DIRECTIONS FOR THIS TASK: The data must be given again in full, with no line altered.

Website and app data records
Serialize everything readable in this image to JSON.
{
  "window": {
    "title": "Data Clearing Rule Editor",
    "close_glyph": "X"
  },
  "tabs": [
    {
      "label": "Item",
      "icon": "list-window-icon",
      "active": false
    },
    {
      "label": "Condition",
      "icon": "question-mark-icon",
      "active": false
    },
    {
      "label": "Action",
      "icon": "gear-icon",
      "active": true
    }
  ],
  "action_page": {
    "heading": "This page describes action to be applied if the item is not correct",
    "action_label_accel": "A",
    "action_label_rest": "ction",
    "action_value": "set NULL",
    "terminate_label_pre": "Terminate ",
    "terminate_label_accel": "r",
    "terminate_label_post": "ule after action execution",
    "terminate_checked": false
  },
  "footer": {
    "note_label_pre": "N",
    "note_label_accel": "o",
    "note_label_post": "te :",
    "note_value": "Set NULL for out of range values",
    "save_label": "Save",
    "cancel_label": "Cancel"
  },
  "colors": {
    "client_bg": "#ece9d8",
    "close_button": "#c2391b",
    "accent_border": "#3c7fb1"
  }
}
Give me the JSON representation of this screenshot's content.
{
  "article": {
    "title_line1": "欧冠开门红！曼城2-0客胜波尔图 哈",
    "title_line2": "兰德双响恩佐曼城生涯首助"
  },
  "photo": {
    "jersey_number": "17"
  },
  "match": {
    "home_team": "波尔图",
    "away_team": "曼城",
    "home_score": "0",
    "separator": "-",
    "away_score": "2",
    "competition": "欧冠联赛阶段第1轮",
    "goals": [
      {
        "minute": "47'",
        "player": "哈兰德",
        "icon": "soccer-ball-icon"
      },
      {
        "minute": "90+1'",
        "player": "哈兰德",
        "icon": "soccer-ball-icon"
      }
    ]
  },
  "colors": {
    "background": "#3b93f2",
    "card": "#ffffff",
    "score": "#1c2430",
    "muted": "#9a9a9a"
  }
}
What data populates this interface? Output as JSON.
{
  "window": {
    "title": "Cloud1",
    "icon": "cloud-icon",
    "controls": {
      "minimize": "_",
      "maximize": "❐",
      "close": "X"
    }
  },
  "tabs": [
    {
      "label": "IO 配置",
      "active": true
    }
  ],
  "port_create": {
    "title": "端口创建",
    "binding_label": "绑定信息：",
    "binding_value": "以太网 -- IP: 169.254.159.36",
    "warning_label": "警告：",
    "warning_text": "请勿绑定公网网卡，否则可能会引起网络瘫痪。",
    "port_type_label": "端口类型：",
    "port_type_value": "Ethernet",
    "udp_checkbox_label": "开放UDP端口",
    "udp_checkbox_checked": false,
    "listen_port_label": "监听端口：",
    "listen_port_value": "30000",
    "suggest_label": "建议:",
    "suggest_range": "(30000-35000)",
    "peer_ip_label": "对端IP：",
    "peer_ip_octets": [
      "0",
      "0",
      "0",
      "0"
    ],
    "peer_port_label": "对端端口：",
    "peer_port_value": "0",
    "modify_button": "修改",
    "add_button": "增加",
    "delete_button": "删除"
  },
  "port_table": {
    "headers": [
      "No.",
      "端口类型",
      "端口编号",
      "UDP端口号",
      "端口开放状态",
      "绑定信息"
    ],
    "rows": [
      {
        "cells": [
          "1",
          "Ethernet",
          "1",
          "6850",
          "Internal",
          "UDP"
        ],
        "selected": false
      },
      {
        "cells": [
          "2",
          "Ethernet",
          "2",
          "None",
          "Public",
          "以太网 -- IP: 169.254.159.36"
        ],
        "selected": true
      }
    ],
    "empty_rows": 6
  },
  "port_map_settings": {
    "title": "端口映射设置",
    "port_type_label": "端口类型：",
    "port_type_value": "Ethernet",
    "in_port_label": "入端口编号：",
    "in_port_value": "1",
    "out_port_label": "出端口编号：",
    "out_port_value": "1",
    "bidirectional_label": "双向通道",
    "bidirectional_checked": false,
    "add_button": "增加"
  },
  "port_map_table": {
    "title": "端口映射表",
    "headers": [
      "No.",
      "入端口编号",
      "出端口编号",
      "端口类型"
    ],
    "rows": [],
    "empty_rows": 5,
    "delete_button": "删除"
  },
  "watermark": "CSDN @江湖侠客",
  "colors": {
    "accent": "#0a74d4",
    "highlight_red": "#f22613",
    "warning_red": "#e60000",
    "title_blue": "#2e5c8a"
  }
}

RESULT FOR THIS TASK:
Serialize everything readable in this image to JSON.
{
  "window": {
    "title": "Data Clearing Rule Editor",
    "close_glyph": "X"
  },
  "tabs": [
    {
      "label": "Item",
      "icon": "list-window-icon",
      "active": false
    },
    {
      "label": "Condition",
      "icon": "question-mark-icon",
      "active": false
    },
    {
      "label": "Action",
      "icon": "gear-icon",
      "active": true
    }
  ],
  "action_page": {
    "heading": "This page describes action to be applied if the item is not correct",
    "action_label_accel": "A",
    "action_label_rest": "ction",
    "action_value": "set NULL",
    "terminate_label_pre": "Terminate ",
    "terminate_label_accel": "r",
    "terminate_label_post": "ule after action execution",
    "terminate_checked": false
  },
  "footer": {
    "note_label_pre": "N",
    "note_label_accel": "o",
    "note_label_post": "te :",
    "note_value": "Set NULL for out of range values",
    "save_label": "Save",
    "cancel_label": "Cancel"
  },
  "colors": {
    "client_bg": "#ece9d8",
    "close_button": "#c2391b",
    "accent_border": "#3c7fb1"
  }
}
Give me the JSON representation of this screenshot's content.
{
  "article": {
    "title_line1": "欧冠开门红！曼城2-0客胜波尔图 哈",
    "title_line2": "兰德双响恩佐曼城生涯首助"
  },
  "photo": {
    "jersey_number": "17"
  },
  "match": {
    "home_team": "波尔图",
    "away_team": "曼城",
    "home_score": "0",
    "separator": "-",
    "away_score": "2",
    "competition": "欧冠联赛阶段第1轮",
    "goals": [
      {
        "minute": "47'",
        "player": "哈兰德",
        "icon": "soccer-ball-icon"
      },
      {
        "minute": "90+1'",
        "player": "哈兰德",
        "icon": "soccer-ball-icon"
      }
    ]
  },
  "colors": {
    "background": "#3b93f2",
    "card": "#ffffff",
    "score": "#1c2430",
    "muted": "#9a9a9a"
  }
}
What data populates this interface? Output as JSON.
{
  "window": {
    "title": "Cloud1",
    "icon": "cloud-icon",
    "controls": {
      "minimize": "_",
      "maximize": "❐",
      "close": "X"
    }
  },
  "tabs": [
    {
      "label": "IO 配置",
      "active": true
    }
  ],
  "port_create": {
    "title": "端口创建",
    "binding_label": "绑定信息：",
    "binding_value": "以太网 -- IP: 169.254.159.36",
    "warning_label": "警告：",
    "warning_text": "请勿绑定公网网卡，否则可能会引起网络瘫痪。",
    "port_type_label": "端口类型：",
    "port_type_value": "Ethernet",
    "udp_checkbox_label": "开放UDP端口",
    "udp_checkbox_checked": false,
    "listen_port_label": "监听端口：",
    "listen_port_value": "30000",
    "suggest_label": "建议:",
    "suggest_range": "(30000-35000)",
    "peer_ip_label": "对端IP：",
    "peer_ip_octets": [
      "0",
      "0",
      "0",
      "0"
    ],
    "peer_port_label": "对端端口：",
    "peer_port_value": "0",
    "modify_button": "修改",
    "add_button": "增加",
    "delete_button": "删除"
  },
  "port_table": {
    "headers": [
      "No.",
      "端口类型",
      "端口编号",
      "UDP端口号",
      "端口开放状态",
      "绑定信息"
    ],
    "rows": [
      {
        "cells": [
          "1",
          "Ethernet",
          "1",
          "6850",
          "Internal",
          "UDP"
        ],
        "selected": false
      },
      {
        "cells": [
          "2",
          "Ethernet",
          "2",
          "None",
          "Public",
          "以太网 -- IP: 169.254.159.36"
        ],
        "selected": true
      }
    ],
    "empty_rows": 6
  },
  "port_map_settings": {
    "title": "端口映射设置",
    "port_type_label": "端口类型：",
    "port_type_value": "Ethernet",
    "in_port_label": "入端口编号：",
    "in_port_value": "1",
    "out_port_label": "出端口编号：",
    "out_port_value": "1",
    "bidirectional_label": "双向通道",
    "bidirectional_checked": false,
    "add_button": "增加"
  },
  "port_map_table": {
    "title": "端口映射表",
    "headers": [
      "No.",
      "入端口编号",
      "出端口编号",
      "端口类型"
    ],
    "rows": [],
    "empty_rows": 5,
    "delete_button": "删除"
  },
  "watermark": "CSDN @江湖侠客",
  "colors": {
    "accent": "#0a74d4",
    "highlight_red": "#f22613",
    "warning_red": "#e60000",
    "title_blue": "#2e5c8a"
  }
}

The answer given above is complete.